◆ **Entries taken from a collection**:
+---+
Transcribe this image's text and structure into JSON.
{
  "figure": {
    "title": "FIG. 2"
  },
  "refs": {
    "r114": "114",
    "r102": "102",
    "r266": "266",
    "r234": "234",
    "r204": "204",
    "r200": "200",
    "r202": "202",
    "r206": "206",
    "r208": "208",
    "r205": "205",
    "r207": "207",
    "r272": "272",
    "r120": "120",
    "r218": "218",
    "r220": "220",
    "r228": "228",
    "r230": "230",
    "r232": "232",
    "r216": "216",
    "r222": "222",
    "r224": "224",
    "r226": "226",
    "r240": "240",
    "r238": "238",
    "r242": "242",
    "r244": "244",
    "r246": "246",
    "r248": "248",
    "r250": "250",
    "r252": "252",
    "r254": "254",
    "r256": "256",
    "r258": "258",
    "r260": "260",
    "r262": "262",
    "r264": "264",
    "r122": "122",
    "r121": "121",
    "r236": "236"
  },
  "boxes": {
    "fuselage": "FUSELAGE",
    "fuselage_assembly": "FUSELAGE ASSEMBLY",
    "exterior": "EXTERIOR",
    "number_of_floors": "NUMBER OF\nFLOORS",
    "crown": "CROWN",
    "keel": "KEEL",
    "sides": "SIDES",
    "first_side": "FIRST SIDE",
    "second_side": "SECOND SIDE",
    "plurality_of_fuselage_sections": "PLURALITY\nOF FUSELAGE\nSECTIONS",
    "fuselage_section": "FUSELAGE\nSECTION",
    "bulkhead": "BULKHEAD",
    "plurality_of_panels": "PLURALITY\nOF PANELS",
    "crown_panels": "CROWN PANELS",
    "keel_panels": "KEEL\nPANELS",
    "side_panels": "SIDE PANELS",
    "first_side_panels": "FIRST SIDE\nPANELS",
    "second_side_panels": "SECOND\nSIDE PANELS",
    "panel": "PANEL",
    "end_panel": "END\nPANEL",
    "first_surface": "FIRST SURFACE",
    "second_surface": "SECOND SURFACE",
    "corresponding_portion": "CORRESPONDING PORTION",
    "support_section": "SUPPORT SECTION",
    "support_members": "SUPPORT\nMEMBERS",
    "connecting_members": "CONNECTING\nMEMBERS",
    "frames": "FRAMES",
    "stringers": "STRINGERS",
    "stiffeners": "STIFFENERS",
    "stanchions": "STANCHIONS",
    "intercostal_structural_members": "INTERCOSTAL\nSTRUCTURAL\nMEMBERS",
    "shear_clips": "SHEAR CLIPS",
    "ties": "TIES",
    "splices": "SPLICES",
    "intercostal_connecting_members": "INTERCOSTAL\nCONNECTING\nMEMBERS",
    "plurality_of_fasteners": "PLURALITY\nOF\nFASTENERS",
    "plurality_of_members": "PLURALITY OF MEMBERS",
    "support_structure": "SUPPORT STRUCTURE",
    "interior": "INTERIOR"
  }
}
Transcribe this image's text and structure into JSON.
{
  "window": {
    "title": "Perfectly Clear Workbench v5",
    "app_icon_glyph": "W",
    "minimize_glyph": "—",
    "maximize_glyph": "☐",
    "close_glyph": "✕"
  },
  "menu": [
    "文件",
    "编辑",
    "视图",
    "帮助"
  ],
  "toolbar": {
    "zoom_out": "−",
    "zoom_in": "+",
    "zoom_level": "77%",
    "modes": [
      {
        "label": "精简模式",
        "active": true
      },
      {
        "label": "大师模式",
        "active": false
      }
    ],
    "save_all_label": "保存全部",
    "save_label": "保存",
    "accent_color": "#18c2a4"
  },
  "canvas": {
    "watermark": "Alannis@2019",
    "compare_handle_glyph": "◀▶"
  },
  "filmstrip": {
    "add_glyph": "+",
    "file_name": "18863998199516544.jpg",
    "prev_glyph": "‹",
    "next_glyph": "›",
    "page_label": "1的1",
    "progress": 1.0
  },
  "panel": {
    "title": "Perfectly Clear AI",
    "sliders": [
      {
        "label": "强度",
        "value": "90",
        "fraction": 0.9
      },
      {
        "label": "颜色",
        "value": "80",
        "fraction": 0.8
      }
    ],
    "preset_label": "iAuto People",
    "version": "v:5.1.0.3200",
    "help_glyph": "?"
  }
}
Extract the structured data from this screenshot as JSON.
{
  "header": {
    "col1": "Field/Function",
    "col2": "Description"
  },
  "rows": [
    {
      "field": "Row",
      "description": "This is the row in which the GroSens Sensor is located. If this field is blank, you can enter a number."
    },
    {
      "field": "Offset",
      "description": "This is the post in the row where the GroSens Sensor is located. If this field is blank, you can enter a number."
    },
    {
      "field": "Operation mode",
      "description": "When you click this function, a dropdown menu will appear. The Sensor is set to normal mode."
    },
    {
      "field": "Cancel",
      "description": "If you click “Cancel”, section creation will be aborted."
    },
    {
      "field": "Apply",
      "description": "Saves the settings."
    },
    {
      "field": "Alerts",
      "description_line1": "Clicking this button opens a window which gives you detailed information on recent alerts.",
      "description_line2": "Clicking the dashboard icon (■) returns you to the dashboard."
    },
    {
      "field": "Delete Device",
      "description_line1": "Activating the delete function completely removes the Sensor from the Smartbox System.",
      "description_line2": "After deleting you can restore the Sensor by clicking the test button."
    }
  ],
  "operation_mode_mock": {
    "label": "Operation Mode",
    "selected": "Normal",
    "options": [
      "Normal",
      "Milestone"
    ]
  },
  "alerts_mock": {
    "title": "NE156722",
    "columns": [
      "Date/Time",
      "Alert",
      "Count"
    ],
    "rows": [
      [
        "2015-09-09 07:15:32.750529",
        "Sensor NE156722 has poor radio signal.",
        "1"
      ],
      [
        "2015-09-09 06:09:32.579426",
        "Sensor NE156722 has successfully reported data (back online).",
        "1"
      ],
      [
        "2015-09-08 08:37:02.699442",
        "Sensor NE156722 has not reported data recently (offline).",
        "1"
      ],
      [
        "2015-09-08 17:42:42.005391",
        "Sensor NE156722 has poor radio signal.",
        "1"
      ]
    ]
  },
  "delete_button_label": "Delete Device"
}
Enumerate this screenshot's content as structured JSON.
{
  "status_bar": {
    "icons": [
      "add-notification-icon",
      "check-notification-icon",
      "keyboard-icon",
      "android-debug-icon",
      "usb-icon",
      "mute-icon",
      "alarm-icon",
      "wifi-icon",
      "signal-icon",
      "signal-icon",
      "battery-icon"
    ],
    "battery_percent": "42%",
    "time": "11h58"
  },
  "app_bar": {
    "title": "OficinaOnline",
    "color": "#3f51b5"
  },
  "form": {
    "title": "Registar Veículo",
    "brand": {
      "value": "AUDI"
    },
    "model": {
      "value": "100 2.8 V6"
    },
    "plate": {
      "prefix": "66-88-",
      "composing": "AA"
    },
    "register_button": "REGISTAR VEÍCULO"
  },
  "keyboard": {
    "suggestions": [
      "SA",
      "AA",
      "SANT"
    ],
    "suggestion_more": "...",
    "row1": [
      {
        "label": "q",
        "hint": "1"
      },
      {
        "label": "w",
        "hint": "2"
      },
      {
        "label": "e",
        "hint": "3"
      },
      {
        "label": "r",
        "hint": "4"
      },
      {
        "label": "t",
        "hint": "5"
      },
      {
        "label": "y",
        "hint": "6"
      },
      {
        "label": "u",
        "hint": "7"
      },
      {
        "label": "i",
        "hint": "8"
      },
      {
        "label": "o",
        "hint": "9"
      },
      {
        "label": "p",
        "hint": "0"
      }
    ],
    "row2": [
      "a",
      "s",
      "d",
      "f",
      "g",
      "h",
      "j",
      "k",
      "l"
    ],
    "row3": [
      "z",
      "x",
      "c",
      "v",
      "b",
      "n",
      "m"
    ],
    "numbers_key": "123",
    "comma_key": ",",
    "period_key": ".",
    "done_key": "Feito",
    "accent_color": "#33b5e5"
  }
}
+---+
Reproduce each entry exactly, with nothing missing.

◆ **Exercise output**:
Transcribe this image's text and structure into JSON.
{
  "figure": {
    "title": "FIG. 2"
  },
  "refs": {
    "r114": "114",
    "r102": "102",
    "r266": "266",
    "r234": "234",
    "r204": "204",
    "r200": "200",
    "r202": "202",
    "r206": "206",
    "r208": "208",
    "r205": "205",
    "r207": "207",
    "r272": "272",
    "r120": "120",
    "r218": "218",
    "r220": "220",
    "r228": "228",
    "r230": "230",
    "r232": "232",
    "r216": "216",
    "r222": "222",
    "r224": "224",
    "r226": "226",
    "r240": "240",
    "r238": "238",
    "r242": "242",
    "r244": "244",
    "r246": "246",
    "r248": "248",
    "r250": "250",
    "r252": "252",
    "r254": "254",
    "r256": "256",
    "r258": "258",
    "r260": "260",
    "r262": "262",
    "r264": "264",
    "r122": "122",
    "r121": "121",
    "r236": "236"
  },
  "boxes": {
    "fuselage": "FUSELAGE",
    "fuselage_assembly": "FUSELAGE ASSEMBLY",
    "exterior": "EXTERIOR",
    "number_of_floors": "NUMBER OF\nFLOORS",
    "crown": "CROWN",
    "keel": "KEEL",
    "sides": "SIDES",
    "first_side": "FIRST SIDE",
    "second_side": "SECOND SIDE",
    "plurality_of_fuselage_sections": "PLURALITY\nOF FUSELAGE\nSECTIONS",
    "fuselage_section": "FUSELAGE\nSECTION",
    "bulkhead": "BULKHEAD",
    "plurality_of_panels": "PLURALITY\nOF PANELS",
    "crown_panels": "CROWN PANELS",
    "keel_panels": "KEEL\nPANELS",
    "side_panels": "SIDE PANELS",
    "first_side_panels": "FIRST SIDE\nPANELS",
    "second_side_panels": "SECOND\nSIDE PANELS",
    "panel": "PANEL",
    "end_panel": "END\nPANEL",
    "first_surface": "FIRST SURFACE",
    "second_surface": "SECOND SURFACE",
    "corresponding_portion": "CORRESPONDING PORTION",
    "support_section": "SUPPORT SECTION",
    "support_members": "SUPPORT\nMEMBERS",
    "connecting_members": "CONNECTING\nMEMBERS",
    "frames": "FRAMES",
    "stringers": "STRINGERS",
    "stiffeners": "STIFFENERS",
    "stanchions": "STANCHIONS",
    "intercostal_structural_members": "INTERCOSTAL\nSTRUCTURAL\nMEMBERS",
    "shear_clips": "SHEAR CLIPS",
    "ties": "TIES",
    "splices": "SPLICES",
    "intercostal_connecting_members": "INTERCOSTAL\nCONNECTING\nMEMBERS",
    "plurality_of_fasteners": "PLURALITY\nOF\nFASTENERS",
    "plurality_of_members": "PLURALITY OF MEMBERS",
    "support_structure": "SUPPORT STRUCTURE",
    "interior": "INTERIOR"
  }
}
Transcribe this image's text and structure into JSON.
{
  "window": {
    "title": "Perfectly Clear Workbench v5",
    "app_icon_glyph": "W",
    "minimize_glyph": "—",
    "maximize_glyph": "☐",
    "close_glyph": "✕"
  },
  "menu": [
    "文件",
    "编辑",
    "视图",
    "帮助"
  ],
  "toolbar": {
    "zoom_out": "−",
    "zoom_in": "+",
    "zoom_level": "77%",
    "modes": [
      {
        "label": "精简模式",
        "active": true
      },
      {
        "label": "大师模式",
        "active": false
      }
    ],
    "save_all_label": "保存全部",
    "save_label": "保存",
    "accent_color": "#18c2a4"
  },
  "canvas": {
    "watermark": "Alannis@2019",
    "compare_handle_glyph": "◀▶"
  },
  "filmstrip": {
    "add_glyph": "+",
    "file_name": "18863998199516544.jpg",
    "prev_glyph": "‹",
    "next_glyph": "›",
    "page_label": "1的1",
    "progress": 1.0
  },
  "panel": {
    "title": "Perfectly Clear AI",
    "sliders": [
      {
        "label": "强度",
        "value": "90",
        "fraction": 0.9
      },
      {
        "label": "颜色",
        "value": "80",
        "fraction": 0.8
      }
    ],
    "preset_label": "iAuto People",
    "version": "v:5.1.0.3200",
    "help_glyph": "?"
  }
}
Extract the structured data from this screenshot as JSON.
{
  "header": {
    "col1": "Field/Function",
    "col2": "Description"
  },
  "rows": [
    {
      "field": "Row",
      "description": "This is the row in which the GroSens Sensor is located. If this field is blank, you can enter a number."
    },
    {
      "field": "Offset",
      "description": "This is the post in the row where the GroSens Sensor is located. If this field is blank, you can enter a number."
    },
    {
      "field": "Operation mode",
      "description": "When you click this function, a dropdown menu will appear. The Sensor is set to normal mode."
    },
    {
      "field": "Cancel",
      "description": "If you click “Cancel”, section creation will be aborted."
    },
    {
      "field": "Apply",
      "description": "Saves the settings."
    },
    {
      "field": "Alerts",
      "description_line1": "Clicking this button opens a window which gives you detailed information on recent alerts.",
      "description_line2": "Clicking the dashboard icon (■) returns you to the dashboard."
    },
    {
      "field": "Delete Device",
      "description_line1": "Activating the delete function completely removes the Sensor from the Smartbox System.",
      "description_line2": "After deleting you can restore the Sensor by clicking the test button."
    }
  ],
  "operation_mode_mock": {
    "label": "Operation Mode",
    "selected": "Normal",
    "options": [
      "Normal",
      "Milestone"
    ]
  },
  "alerts_mock": {
    "title": "NE156722",
    "columns": [
      "Date/Time",
      "Alert",
      "Count"
    ],
    "rows": [
      [
        "2015-09-09 07:15:32.750529",
        "Sensor NE156722 has poor radio signal.",
        "1"
      ],
      [
        "2015-09-09 06:09:32.579426",
        "Sensor NE156722 has successfully reported data (back online).",
        "1"
      ],
      [
        "2015-09-08 08:37:02.699442",
        "Sensor NE156722 has not reported data recently (offline).",
        "1"
      ],
      [
        "2015-09-08 17:42:42.005391",
        "Sensor NE156722 has poor radio signal.",
        "1"
      ]
    ]
  },
  "delete_button_label": "Delete Device"
}
Enumerate this screenshot's content as structured JSON.
{
  "status_bar": {
    "icons": [
      "add-notification-icon",
      "check-notification-icon",
      "keyboard-icon",
      "android-debug-icon",
      "usb-icon",
      "mute-icon",
      "alarm-icon",
      "wifi-icon",
      "signal-icon",
      "signal-icon",
      "battery-icon"
    ],
    "battery_percent": "42%",
    "time": "11h58"
  },
  "app_bar": {
    "title": "OficinaOnline",
    "color": "#3f51b5"
  },
  "form": {
    "title": "Registar Veículo",
    "brand": {
      "value": "AUDI"
    },
    "model": {
      "value": "100 2.8 V6"
    },
    "plate": {
      "prefix": "66-88-",
      "composing": "AA"
    },
    "register_button": "REGISTAR VEÍCULO"
  },
  "keyboard": {
    "suggestions": [
      "SA",
      "AA",
      "SANT"
    ],
    "suggestion_more": "...",
    "row1": [
      {
        "label": "q",
        "hint": "1"
      },
      {
        "label": "w",
        "hint": "2"
      },
      {
        "label": "e",
        "hint": "3"
      },
      {
        "label": "r",
        "hint": "4"
      },
      {
        "label": "t",
        "hint": "5"
      },
      {
        "label": "y",
        "hint": "6"
      },
      {
        "label": "u",
        "hint": "7"
      },
      {
        "label": "i",
        "hint": "8"
      },
      {
        "label": "o",
        "hint": "9"
      },
      {
        "label": "p",
        "hint": "0"
      }
    ],
    "row2": [
      "a",
      "s",
      "d",
      "f",
      "g",
      "h",
      "j",
      "k",
      "l"
    ],
    "row3": [
      "z",
      "x",
      "c",
      "v",
      "b",
      "n",
      "m"
    ],
    "numbers_key": "123",
    "comma_key": ",",
    "period_key": ".",
    "done_key": "Feito",
    "accent_color": "#33b5e5"
  }
}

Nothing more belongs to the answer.